Recap - Innovatieve oplossingen voor chronisch zieken
BLOG: 128 BPM, or, the Semiotics of RECAP
Written by: Paul Brandt, Sander Stuijk, Twan Basten
Partner: Eindhoven University of Technology
Telehealth is considered a technological asset for the ageing society. It enables multidisciplinary teams to collaborate on improving the health of a patient without the need to be in the same physical location. This magnificent strength of telehealth at the same time represents its Achilles Heel. So many individuals collaborating, in a patient-specific, dynamic network of mutually influencing processes, results in an organizational complexity that requires facilitation by ICT. Putting all these ICT systems together is a major challenge that needs to be addressed before telehealth can deliver its promises.
Let’s take a relatively simple interoperability problem: several sensors (ECG, acceleration, skin conductance) being (re-)used by several different applications. A sensor delivers the same bits of data independent of the application. This data can have distinct purposes in different applications. Heartbeat can carry an indication of health in the care domain or an indication of performance potential in domains of sports. Yet, a heart rate reading of, say 128 BPM, in itself is insufficient to act upon and only when embedded in contextual awareness, such as the subject being at rest or running on a treadmill, it provides the necessary information to appropriately interpret the data.
Hence, before an application is able to appropriately interpret sensor data, it requires prior knowledge. Typically this knowledge is only available at design time, often remains implicit and tacit, and is always specific to each distinct sensor-enabled application. Consequently, applications implement their data interpretation implicitly within the application’s core functionality. This introduces a tight integration between the sensors and applications, revealing an IT characteristic that is considered the origin of the intolerable level of waste in healthcare spending (Fickenscher 2013): the inability to respond to changes, such as knowledge evolution or variations in situations, without costly software modifications.
We cannot afford to develop specific solutions for each combinatorial sensors/applications variation and need to cope with prior knowledge by improving on interoperability. Interoperability is defined as the ability of a system or product to work with other systems or products without special effort on the part of the customer*. From that definition we conclude that interoperability requires this prior knowledge about the sensor data to become (i) explicit, so that it can be addressed by the application; (ii) tangible, so that its relevance can be addressed by any application at runtime; and (iii) specified by open standards, in order to avoid vendor lock in and stimulate adoption (Brandt & Bruijning 2007).
Our first task is to make prior knowledge explicit: what do we need to specify in order to arrive at a meaningful communication between sensors and applications?
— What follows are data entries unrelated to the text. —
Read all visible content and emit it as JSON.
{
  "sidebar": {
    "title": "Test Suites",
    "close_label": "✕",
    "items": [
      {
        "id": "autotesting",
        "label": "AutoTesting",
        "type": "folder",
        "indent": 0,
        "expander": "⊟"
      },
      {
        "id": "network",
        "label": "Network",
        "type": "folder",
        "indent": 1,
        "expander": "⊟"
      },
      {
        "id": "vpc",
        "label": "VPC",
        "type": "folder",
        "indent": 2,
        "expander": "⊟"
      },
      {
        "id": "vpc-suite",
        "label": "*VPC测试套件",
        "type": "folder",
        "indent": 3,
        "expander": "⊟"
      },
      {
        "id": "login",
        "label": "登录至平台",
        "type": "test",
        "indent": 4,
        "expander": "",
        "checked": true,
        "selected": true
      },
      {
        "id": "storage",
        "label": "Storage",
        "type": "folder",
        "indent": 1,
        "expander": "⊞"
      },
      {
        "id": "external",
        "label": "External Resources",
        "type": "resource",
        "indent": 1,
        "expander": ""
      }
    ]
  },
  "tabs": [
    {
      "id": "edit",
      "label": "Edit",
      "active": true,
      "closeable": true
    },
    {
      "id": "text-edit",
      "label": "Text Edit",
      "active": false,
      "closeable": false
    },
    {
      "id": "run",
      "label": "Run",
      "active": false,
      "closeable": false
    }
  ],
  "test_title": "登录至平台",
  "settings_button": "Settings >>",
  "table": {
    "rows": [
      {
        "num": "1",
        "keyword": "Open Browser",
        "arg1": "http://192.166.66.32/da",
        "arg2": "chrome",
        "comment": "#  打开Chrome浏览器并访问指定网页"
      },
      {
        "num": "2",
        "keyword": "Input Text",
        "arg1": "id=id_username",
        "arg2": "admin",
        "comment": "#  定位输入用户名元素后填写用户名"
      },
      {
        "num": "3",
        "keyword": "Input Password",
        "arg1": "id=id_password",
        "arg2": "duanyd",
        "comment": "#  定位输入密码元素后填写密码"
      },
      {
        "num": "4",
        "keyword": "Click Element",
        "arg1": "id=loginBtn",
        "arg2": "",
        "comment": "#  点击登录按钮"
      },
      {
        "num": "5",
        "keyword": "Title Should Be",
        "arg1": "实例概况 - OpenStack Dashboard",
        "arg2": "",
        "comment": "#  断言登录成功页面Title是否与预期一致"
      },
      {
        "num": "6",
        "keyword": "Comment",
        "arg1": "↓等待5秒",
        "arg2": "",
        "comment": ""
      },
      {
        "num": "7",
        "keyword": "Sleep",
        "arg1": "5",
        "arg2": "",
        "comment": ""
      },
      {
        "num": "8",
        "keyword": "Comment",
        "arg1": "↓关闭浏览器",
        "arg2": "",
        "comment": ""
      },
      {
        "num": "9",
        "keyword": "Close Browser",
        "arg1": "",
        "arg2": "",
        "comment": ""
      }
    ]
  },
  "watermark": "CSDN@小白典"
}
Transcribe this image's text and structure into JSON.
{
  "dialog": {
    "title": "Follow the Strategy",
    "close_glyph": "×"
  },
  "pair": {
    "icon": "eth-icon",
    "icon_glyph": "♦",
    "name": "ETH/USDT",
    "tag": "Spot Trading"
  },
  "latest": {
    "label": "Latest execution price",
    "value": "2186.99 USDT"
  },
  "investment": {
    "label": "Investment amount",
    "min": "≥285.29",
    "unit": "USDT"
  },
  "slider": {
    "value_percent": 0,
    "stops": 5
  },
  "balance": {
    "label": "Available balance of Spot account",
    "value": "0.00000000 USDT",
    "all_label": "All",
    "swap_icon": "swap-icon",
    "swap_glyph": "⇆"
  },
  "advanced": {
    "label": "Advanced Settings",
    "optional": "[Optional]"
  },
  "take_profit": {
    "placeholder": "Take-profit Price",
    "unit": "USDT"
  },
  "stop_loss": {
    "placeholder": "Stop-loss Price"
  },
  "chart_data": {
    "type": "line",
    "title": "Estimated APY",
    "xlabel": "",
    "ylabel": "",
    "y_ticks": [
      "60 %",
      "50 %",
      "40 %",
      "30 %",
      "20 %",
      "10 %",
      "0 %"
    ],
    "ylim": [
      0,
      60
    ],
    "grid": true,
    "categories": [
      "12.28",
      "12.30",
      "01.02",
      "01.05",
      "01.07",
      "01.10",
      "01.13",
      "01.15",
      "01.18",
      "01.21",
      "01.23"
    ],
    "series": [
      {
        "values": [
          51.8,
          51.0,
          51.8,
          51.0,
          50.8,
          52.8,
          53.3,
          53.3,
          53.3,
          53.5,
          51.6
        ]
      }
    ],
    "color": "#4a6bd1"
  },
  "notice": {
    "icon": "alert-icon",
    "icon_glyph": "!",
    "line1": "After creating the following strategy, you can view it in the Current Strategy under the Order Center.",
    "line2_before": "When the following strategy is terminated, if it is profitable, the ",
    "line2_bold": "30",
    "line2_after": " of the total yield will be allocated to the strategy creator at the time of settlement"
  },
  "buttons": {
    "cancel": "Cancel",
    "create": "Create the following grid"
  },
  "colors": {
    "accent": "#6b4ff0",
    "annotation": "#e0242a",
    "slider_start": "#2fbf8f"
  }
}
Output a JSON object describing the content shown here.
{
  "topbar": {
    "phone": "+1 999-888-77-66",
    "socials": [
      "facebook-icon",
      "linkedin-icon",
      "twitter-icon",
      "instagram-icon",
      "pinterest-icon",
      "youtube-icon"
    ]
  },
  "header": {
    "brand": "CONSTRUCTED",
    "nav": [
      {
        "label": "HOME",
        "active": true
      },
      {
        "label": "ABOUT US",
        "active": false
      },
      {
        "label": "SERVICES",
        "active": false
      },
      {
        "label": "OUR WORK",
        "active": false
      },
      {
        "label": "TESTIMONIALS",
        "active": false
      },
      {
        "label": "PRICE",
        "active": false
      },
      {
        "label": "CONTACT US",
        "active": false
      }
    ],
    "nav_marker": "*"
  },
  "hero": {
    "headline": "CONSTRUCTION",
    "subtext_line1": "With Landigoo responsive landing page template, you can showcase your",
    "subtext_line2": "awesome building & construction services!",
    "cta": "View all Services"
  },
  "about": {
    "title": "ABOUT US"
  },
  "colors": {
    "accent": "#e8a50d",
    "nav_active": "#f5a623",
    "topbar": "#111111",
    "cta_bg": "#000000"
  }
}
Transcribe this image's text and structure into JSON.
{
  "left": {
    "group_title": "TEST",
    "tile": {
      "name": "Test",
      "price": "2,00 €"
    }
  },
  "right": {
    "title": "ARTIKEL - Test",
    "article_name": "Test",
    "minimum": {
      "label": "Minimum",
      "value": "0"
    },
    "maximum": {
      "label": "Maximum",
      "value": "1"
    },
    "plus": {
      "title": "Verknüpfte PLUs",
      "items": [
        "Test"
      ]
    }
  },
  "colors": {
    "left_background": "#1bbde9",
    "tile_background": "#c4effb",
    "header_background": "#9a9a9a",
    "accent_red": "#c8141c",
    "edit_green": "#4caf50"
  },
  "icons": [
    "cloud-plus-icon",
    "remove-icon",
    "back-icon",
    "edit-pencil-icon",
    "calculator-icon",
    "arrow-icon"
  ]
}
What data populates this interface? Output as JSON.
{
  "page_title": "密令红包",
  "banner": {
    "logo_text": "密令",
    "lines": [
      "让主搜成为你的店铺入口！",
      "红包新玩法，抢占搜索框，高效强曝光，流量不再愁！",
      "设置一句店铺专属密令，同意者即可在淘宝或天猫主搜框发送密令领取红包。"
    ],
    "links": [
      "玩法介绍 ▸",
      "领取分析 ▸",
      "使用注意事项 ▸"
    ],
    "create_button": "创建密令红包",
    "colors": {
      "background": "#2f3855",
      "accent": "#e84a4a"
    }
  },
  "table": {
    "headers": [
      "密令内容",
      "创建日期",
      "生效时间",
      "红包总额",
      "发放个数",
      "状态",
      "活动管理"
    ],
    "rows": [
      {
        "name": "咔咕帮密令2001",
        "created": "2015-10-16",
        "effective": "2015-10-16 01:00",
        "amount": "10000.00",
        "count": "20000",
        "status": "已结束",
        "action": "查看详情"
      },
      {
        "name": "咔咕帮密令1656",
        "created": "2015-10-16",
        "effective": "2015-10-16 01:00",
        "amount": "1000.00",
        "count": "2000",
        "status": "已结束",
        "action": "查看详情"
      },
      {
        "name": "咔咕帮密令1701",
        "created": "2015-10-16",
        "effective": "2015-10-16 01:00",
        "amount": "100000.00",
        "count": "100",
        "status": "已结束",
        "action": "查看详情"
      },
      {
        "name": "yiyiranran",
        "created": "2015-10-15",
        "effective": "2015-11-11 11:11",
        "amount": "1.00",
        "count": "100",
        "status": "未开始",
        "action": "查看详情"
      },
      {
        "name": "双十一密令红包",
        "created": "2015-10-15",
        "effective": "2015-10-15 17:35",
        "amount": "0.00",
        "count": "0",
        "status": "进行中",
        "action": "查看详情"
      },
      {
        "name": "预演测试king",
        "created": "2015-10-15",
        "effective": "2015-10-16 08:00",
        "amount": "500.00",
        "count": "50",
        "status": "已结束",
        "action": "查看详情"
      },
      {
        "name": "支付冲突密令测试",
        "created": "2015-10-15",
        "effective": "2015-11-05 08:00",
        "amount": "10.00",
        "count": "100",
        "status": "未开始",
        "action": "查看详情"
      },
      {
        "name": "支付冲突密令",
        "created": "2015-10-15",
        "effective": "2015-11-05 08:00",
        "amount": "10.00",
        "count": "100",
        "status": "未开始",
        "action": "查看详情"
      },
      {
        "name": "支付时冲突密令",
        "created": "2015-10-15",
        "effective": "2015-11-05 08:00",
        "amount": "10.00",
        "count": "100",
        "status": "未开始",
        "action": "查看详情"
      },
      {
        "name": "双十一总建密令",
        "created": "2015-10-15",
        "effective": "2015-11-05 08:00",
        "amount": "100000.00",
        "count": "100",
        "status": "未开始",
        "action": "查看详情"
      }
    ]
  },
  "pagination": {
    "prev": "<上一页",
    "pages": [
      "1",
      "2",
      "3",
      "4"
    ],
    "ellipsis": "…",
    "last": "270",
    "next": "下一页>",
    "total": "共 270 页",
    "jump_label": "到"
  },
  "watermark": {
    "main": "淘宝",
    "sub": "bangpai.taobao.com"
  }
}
This is where Semiotics, the study of signs and sign processes, comes into play since it makes a clear distinction between the syntactic, semantic and pragmatic aspects of communication. Sensors, mobile devices, eHealth records, decision support systems and social network services all need to become interoperable at all three aspects of communication.
During the last decade, much effort has been spent on achieving syntactic interoperability, resulting in widely adopted open communication protocols for accessing and exchanging sensor data. Less attention has been given to the interoperability of sensor networks and sensor applications at a semantic level. This hinders the reuse of sensors in different applications and the evolution of existing sensor networks and their applications. During the last year, we conducted research on an ontology-based approach and architecture to address this problem (Brandt et al. 2013). We introduced an ontology on context-aware examinology, ContoExam, and showed its role in the system architecture. We showed that by its application, open sensor networks emerge that can be loosely coupled with open sensor applications, enabling semantic interoperability in and across different sensor applications and even across different application domains. We are currently conducting research on some aspects of pragmatic interoperability and hope to report to you next year how improvements on this level of interoperability impact telehealth coordination!
*IEEE Standards Glossary, available at http://www.ieee.org/, accessed Sep 28th, 2012
Brandt, P. & Bruijning, J., 2007. XML for plug-and-play applications in service delivery. Gerontechnology, 6(3), pp.147-154.
Brandt, P. et al., 2013. Semantic interoperability in sensor applications. In 2013 IEEE Symposium Series on Computational Intelligence, SSCI 2013. Proceedings, Computational Intelligence in Healthcare and e-health, IEEE Symposium on (CICARE2013).
Fickenscher, K., 2013. President's column: interoperability--the 30% solution: from dialog and rhetoric to reality. Journal of the American Medical Informatics Association, 20(3), pp.593-594.